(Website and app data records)
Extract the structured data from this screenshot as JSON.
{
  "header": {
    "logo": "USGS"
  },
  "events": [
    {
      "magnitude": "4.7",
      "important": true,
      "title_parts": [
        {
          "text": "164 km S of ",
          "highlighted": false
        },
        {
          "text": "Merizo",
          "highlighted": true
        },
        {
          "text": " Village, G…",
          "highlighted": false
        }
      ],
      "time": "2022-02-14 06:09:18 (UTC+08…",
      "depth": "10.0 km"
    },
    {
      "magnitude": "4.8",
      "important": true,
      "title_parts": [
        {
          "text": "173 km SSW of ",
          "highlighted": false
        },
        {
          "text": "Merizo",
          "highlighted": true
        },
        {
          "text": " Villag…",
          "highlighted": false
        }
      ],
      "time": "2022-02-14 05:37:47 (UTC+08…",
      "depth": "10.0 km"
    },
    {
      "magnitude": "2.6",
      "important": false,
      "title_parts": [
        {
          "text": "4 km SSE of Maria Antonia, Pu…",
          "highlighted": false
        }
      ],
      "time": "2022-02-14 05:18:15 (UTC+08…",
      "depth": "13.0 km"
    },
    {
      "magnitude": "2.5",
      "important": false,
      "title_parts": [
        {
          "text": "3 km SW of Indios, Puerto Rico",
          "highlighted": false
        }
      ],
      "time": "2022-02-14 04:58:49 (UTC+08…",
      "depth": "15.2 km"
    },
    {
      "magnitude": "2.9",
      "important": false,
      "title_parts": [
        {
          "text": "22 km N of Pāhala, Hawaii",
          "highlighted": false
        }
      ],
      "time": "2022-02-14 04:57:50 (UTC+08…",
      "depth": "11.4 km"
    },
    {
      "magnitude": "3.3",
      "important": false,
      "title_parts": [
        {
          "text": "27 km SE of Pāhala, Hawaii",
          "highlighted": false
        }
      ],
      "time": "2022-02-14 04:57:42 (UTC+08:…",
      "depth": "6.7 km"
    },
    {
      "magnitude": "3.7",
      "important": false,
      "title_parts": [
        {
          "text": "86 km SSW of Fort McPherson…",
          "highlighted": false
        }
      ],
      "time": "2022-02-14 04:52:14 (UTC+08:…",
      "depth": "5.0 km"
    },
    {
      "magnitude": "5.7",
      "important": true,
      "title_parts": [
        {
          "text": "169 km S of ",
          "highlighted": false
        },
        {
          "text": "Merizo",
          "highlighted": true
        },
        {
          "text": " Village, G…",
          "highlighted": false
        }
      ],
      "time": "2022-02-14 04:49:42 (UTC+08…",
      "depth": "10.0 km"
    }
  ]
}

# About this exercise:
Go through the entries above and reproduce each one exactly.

# Exercise output:
Extract the structured data from this screenshot as JSON.
{
  "header": {
    "logo": "USGS"
  },
  "events": [
    {
      "magnitude": "4.7",
      "important": true,
      "title_parts": [
        {
          "text": "164 km S of ",
          "highlighted": false
        },
        {
          "text": "Merizo",
          "highlighted": true
        },
        {
          "text": " Village, G…",
          "highlighted": false
        }
      ],
      "time": "2022-02-14 06:09:18 (UTC+08…",
      "depth": "10.0 km"
    },
    {
      "magnitude": "4.8",
      "important": true,
      "title_parts": [
        {
          "text": "173 km SSW of ",
          "highlighted": false
        },
        {
          "text": "Merizo",
          "highlighted": true
        },
        {
          "text": " Villag…",
          "highlighted": false
        }
      ],
      "time": "2022-02-14 05:37:47 (UTC+08…",
      "depth": "10.0 km"
    },
    {
      "magnitude": "2.6",
      "important": false,
      "title_parts": [
        {
          "text": "4 km SSE of Maria Antonia, Pu…",
          "highlighted": false
        }
      ],
      "time": "2022-02-14 05:18:15 (UTC+08…",
      "depth": "13.0 km"
    },
    {
      "magnitude": "2.5",
      "important": false,
      "title_parts": [
        {
          "text": "3 km SW of Indios, Puerto Rico",
          "highlighted": false
        }
      ],
      "time": "2022-02-14 04:58:49 (UTC+08…",
      "depth": "15.2 km"
    },
    {
      "magnitude": "2.9",
      "important": false,
      "title_parts": [
        {
          "text": "22 km N of Pāhala, Hawaii",
          "highlighted": false
        }
      ],
      "time": "2022-02-14 04:57:50 (UTC+08…",
      "depth": "11.4 km"
    },
    {
      "magnitude": "3.3",
      "important": false,
      "title_parts": [
        {
          "text": "27 km SE of Pāhala, Hawaii",
          "highlighted": false
        }
      ],
      "time": "2022-02-14 04:57:42 (UTC+08:…",
      "depth": "6.7 km"
    },
    {
      "magnitude": "3.7",
      "important": false,
      "title_parts": [
        {
          "text": "86 km SSW of Fort McPherson…",
          "highlighted": false
        }
      ],
      "time": "2022-02-14 04:52:14 (UTC+08:…",
      "depth": "5.0 km"
    },
    {
      "magnitude": "5.7",
      "important": true,
      "title_parts": [
        {
          "text": "169 km S of ",
          "highlighted": false
        },
        {
          "text": "Merizo",
          "highlighted": true
        },
        {
          "text": " Village, G…",
          "highlighted": false
        }
      ],
      "time": "2022-02-14 04:49:42 (UTC+08…",
      "depth": "10.0 km"
    }
  ]
}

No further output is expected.